• [Exercise prompt]
Please output every record exactly, keeping each line as it is.

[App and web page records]
__________

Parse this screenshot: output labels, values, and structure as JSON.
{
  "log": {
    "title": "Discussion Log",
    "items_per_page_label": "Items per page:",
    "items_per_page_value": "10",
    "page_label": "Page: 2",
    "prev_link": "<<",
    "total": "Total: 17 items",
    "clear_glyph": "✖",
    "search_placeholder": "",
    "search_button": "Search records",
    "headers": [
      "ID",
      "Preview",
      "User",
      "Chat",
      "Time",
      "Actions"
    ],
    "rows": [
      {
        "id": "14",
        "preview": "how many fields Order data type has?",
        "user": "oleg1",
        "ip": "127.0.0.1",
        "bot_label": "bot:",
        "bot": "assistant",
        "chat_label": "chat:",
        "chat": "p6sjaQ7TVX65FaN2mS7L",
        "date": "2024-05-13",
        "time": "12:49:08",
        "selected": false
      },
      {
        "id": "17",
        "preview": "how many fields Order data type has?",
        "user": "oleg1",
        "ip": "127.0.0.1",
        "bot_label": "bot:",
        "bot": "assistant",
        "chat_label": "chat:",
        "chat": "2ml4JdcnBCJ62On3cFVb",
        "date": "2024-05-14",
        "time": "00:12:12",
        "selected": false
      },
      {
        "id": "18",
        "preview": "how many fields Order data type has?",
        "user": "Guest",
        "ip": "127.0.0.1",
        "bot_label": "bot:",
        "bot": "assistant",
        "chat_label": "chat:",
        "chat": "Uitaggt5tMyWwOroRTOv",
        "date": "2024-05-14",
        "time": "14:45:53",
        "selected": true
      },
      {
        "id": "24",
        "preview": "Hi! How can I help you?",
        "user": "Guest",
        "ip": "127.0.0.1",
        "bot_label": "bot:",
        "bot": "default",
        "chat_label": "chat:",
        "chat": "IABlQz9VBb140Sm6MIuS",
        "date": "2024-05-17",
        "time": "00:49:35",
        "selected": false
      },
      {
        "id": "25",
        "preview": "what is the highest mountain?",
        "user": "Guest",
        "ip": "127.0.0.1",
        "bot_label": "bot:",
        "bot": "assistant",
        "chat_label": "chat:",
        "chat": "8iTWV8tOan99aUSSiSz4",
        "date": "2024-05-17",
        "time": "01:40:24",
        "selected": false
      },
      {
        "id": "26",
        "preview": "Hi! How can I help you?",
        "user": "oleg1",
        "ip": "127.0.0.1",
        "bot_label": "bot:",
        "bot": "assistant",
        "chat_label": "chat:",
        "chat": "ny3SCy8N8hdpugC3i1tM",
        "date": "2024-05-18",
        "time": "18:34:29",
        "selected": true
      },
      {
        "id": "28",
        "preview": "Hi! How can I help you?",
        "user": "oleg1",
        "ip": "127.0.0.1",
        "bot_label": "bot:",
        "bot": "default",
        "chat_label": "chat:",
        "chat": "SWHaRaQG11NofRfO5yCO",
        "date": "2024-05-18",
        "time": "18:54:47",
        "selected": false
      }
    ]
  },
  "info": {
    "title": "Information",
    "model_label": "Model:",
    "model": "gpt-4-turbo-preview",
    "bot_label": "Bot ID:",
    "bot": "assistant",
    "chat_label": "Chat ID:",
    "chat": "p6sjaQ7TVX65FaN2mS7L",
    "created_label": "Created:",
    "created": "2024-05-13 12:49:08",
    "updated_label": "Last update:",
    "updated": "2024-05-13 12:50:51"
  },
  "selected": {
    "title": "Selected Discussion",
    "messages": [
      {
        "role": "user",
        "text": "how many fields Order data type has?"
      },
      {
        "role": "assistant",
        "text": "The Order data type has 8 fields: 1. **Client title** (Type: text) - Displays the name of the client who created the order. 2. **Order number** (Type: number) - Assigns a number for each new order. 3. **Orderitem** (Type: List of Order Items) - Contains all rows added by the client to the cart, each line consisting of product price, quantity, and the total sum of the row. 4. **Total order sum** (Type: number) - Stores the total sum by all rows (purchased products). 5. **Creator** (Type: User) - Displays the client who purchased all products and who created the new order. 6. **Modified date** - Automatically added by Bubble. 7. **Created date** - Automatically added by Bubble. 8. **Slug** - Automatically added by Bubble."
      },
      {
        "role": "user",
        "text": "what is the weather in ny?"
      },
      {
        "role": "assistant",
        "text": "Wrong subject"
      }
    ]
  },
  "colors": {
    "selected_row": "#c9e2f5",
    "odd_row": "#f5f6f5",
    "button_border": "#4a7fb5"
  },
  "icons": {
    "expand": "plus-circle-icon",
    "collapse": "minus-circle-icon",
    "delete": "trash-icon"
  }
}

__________

• [Answer]
Parse this screenshot: output labels, values, and structure as JSON.
{
  "log": {
    "title": "Discussion Log",
    "items_per_page_label": "Items per page:",
    "items_per_page_value": "10",
    "page_label": "Page: 2",
    "prev_link": "<<",
    "total": "Total: 17 items",
    "clear_glyph": "✖",
    "search_placeholder": "",
    "search_button": "Search records",
    "headers": [
      "ID",
      "Preview",
      "User",
      "Chat",
      "Time",
      "Actions"
    ],
    "rows": [
      {
        "id": "14",
        "preview": "how many fields Order data type has?",
        "user": "oleg1",
        "ip": "127.0.0.1",
        "bot_label": "bot:",
        "bot": "assistant",
        "chat_label": "chat:",
        "chat": "p6sjaQ7TVX65FaN2mS7L",
        "date": "2024-05-13",
        "time": "12:49:08",
        "selected": false
      },
      {
        "id": "17",
        "preview": "how many fields Order data type has?",
        "user": "oleg1",
        "ip": "127.0.0.1",
        "bot_label": "bot:",
        "bot": "assistant",
        "chat_label": "chat:",
        "chat": "2ml4JdcnBCJ62On3cFVb",
        "date": "2024-05-14",
        "time": "00:12:12",
        "selected": false
      },
      {
        "id": "18",
        "preview": "how many fields Order data type has?",
        "user": "Guest",
        "ip": "127.0.0.1",
        "bot_label": "bot:",
        "bot": "assistant",
        "chat_label": "chat:",
        "chat": "Uitaggt5tMyWwOroRTOv",
        "date": "2024-05-14",
        "time": "14:45:53",
        "selected": true
      },
      {
        "id": "24",
        "preview": "Hi! How can I help you?",
        "user": "Guest",
        "ip": "127.0.0.1",
        "bot_label": "bot:",
        "bot": "default",
        "chat_label": "chat:",
        "chat": "IABlQz9VBb140Sm6MIuS",
        "date": "2024-05-17",
        "time": "00:49:35",
        "selected": false
      },
      {
        "id": "25",
        "preview": "what is the highest mountain?",
        "user": "Guest",
        "ip": "127.0.0.1",
        "bot_label": "bot:",
        "bot": "assistant",
        "chat_label": "chat:",
        "chat": "8iTWV8tOan99aUSSiSz4",
        "date": "2024-05-17",
        "time": "01:40:24",
        "selected": false
      },
      {
        "id": "26",
        "preview": "Hi! How can I help you?",
        "user": "oleg1",
        "ip": "127.0.0.1",
        "bot_label": "bot:",
        "bot": "assistant",
        "chat_label": "chat:",
        "chat": "ny3SCy8N8hdpugC3i1tM",
        "date": "2024-05-18",
        "time": "18:34:29",
        "selected": true
      },
      {
        "id": "28",
        "preview": "Hi! How can I help you?",
        "user": "oleg1",
        "ip": "127.0.0.1",
        "bot_label": "bot:",
        "bot": "default",
        "chat_label": "chat:",
        "chat": "SWHaRaQG11NofRfO5yCO",
        "date": "2024-05-18",
        "time": "18:54:47",
        "selected": false
      }
    ]
  },
  "info": {
    "title": "Information",
    "model_label": "Model:",
    "model": "gpt-4-turbo-preview",
    "bot_label": "Bot ID:",
    "bot": "assistant",
    "chat_label": "Chat ID:",
    "chat": "p6sjaQ7TVX65FaN2mS7L",
    "created_label": "Created:",
    "created": "2024-05-13 12:49:08",
    "updated_label": "Last update:",
    "updated": "2024-05-13 12:50:51"
  },
  "selected": {
    "title": "Selected Discussion",
    "messages": [
      {
        "role": "user",
        "text": "how many fields Order data type has?"
      },
      {
        "role": "assistant",
        "text": "The Order data type has 8 fields: 1. **Client title** (Type: text) - Displays the name of the client who created the order. 2. **Order number** (Type: number) - Assigns a number for each new order. 3. **Orderitem** (Type: List of Order Items) - Contains all rows added by the client to the cart, each line consisting of product price, quantity, and the total sum of the row. 4. **Total order sum** (Type: number) - Stores the total sum by all rows (purchased products). 5. **Creator** (Type: User) - Displays the client who purchased all products and who created the new order. 6. **Modified date** - Automatically added by Bubble. 7. **Created date** - Automatically added by Bubble. 8. **Slug** - Automatically added by Bubble."
      },
      {
        "role": "user",
        "text": "what is the weather in ny?"
      },
      {
        "role": "assistant",
        "text": "Wrong subject"
      }
    ]
  },
  "colors": {
    "selected_row": "#c9e2f5",
    "odd_row": "#f5f6f5",
    "button_border": "#4a7fb5"
  },
  "icons": {
    "expand": "plus-circle-icon",
    "collapse": "minus-circle-icon",
    "delete": "trash-icon"
  }
}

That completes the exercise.